Turning just one Sumatran province's forests and peat swamps into pulpwood and palm oil plantations is generating more annual greenhouse gas emissions than the Netherlands and rapidly driving the province's elephants into extinction, a new study by WWF and partners has found.
The study found that in central Sumatra's Riau Province nearly 10.5 million acres of tropical forests and peat swamp have been cleared in the last 25 years. Forest loss and degradation and peat decomposition and fires are behind average annual carbon emissions equivalent to 122 percent of the Netherlands total annual emissions, 58 percent of Australia's annual emissions, 39 percent of annual UK emissions and 26 percent of annual German emissions.

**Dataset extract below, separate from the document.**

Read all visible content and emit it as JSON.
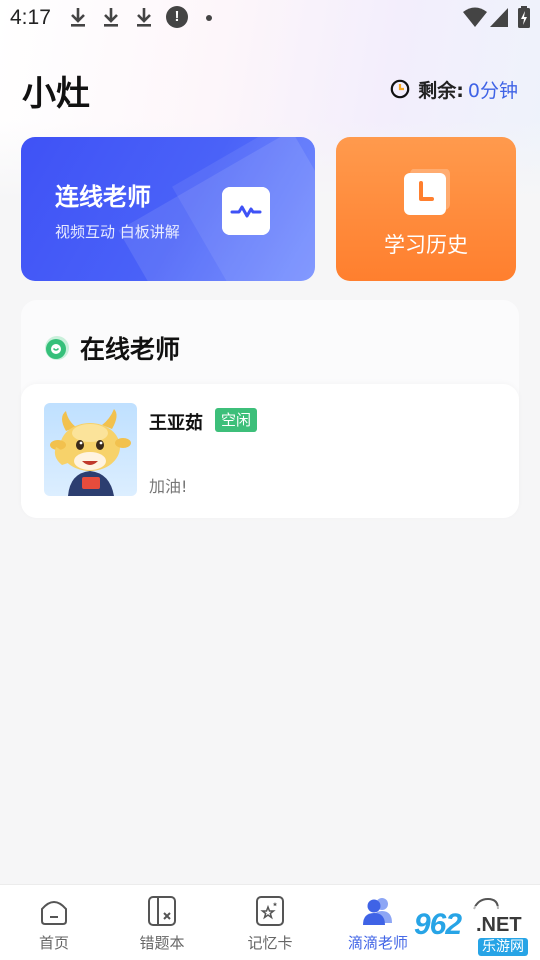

Riau was chosen for the study because it is home to vast peatlands estimated to hold Southeast Asia’s largest store of carbon, and contains some of the most critical habitat for Sumatran elephants and tigers. It also has Indonesia's highest deforestation rate, substantially driven by the operations of global paper giants Asia Pulp & Paper (APP) and Asia Pacific Resources International Holdings Limited (APRIL).
At last December's Bali Climate Change Conference, the Indonesian minister of Forestry pledged to provide incentives to stop unsustainable forestry practices and protect Indonesia's forests. The governor of Riau province has also made a public commitment to protect the province's remaining forest.
“This groundbreaking report gives U.S. businesses a roadmap for getting the biggest bang for their buck,” said Adam Tomasek, managing director of the Borneo and Sumatra program at WWF-US. “An investment in Riau Province would both protect some of the world's largest carbon stores and safeguard endangered tigers, elephants and local communities.”
Carbon emissions are likely to increase, the study predicted, as most future forest clearance is planned for areas with deep peat soils.
“The loss of Sumatra's carbon-rich forest ecosystems is not just Indonesia's problem – this affects the environmental health of the entire planet,” added Tomasek.
The report by WWF, Remote Sensing Solution GmbH and Hokkaido University breaks new ground by analyzing for the first time the connection between deforestation and forest degradation, global climate change, and population declines of tigers and elephants.
The province has lost 65 percent of its forests over the last 25 years and in recent years has suffered Indonesia's fastest deforestation rates. In the same period there was an 84 percent decline in elephant populations, down to only 210 individuals, while tiger populations are estimated to have declined by 70 percent to perhaps just 192 individuals.
““WWF is alarmed that the loss of forests is taking such a high toll not only on the remaining wild elephants and tigers in Sumatra but also on global climate change,” said Dr Sybille Klenzendorf, director of species conservation at WWF-US. “The message is clear – the world must commit to solutions that can save these forests if we are to significantly slow the rate of climate change and allow nature and people to flourish in Sumatra.”
Led by global paper giants APP and APRIL, the pulp & paper and palm oil industries are driving Riau's Sumatran tigers and elephants to local extinction in just a few years by destroying their habitat, the study found.
As part of its efforts to save Sumatra’s remaining natural forests, WWF is working urgently with the Indonesian government and the pulp and palm oil industries to identify and protect the forests that are home to elephants, tigers, orang-utans and rhinos. Sumatra is the only place on Earth where all four species co-exist.
The study’s estimates may over- or underestimate actual carbon emissions due to the fact that for many processes, detailed data on carbon stocks and carbon emissions (stock decrease) are not available. Concerning the historical situation the study solely relied on Landsat satellite imagery, since no other data on land cover are available. Factoring in all possible errors and uncertainties, the study’s authors believe that the results indicate at least the order of magnitude of the emissions correctly.
Most of Riau’s forests were cleared since 1982 to make way for new industrial plantations, with approximately 30 percent cleared for the palm oil plantations and around 20 percent for pulpwood plantations.
Since 1982, as the forest were cleared, there was a clear correlation in Riau with declining Sumatran elephant populations, which suffered up to an 84 percent decline in numbers – down to as few as 210 individuals in 2007.
Since 1982, Sumatran tiger population estimates are down 70 percent, to perhaps just 192 individuals. Unless the last remaining patches of tiger habitat are connected by wildlife corridors, Riau will no longer have a viable tiger population, the study predicts.
The full report, “Deforestation, Forest Degradation, Biodiversity Loss, and CO2 Emissions in Riau, Sumatra, Indonesia” and a summary report “How Pulp and Paper and Palm Oil from Sumatra increases Global Climate Change and Drives Tigers and Elephants to Local Extinction” is available at www.worldwildlife.org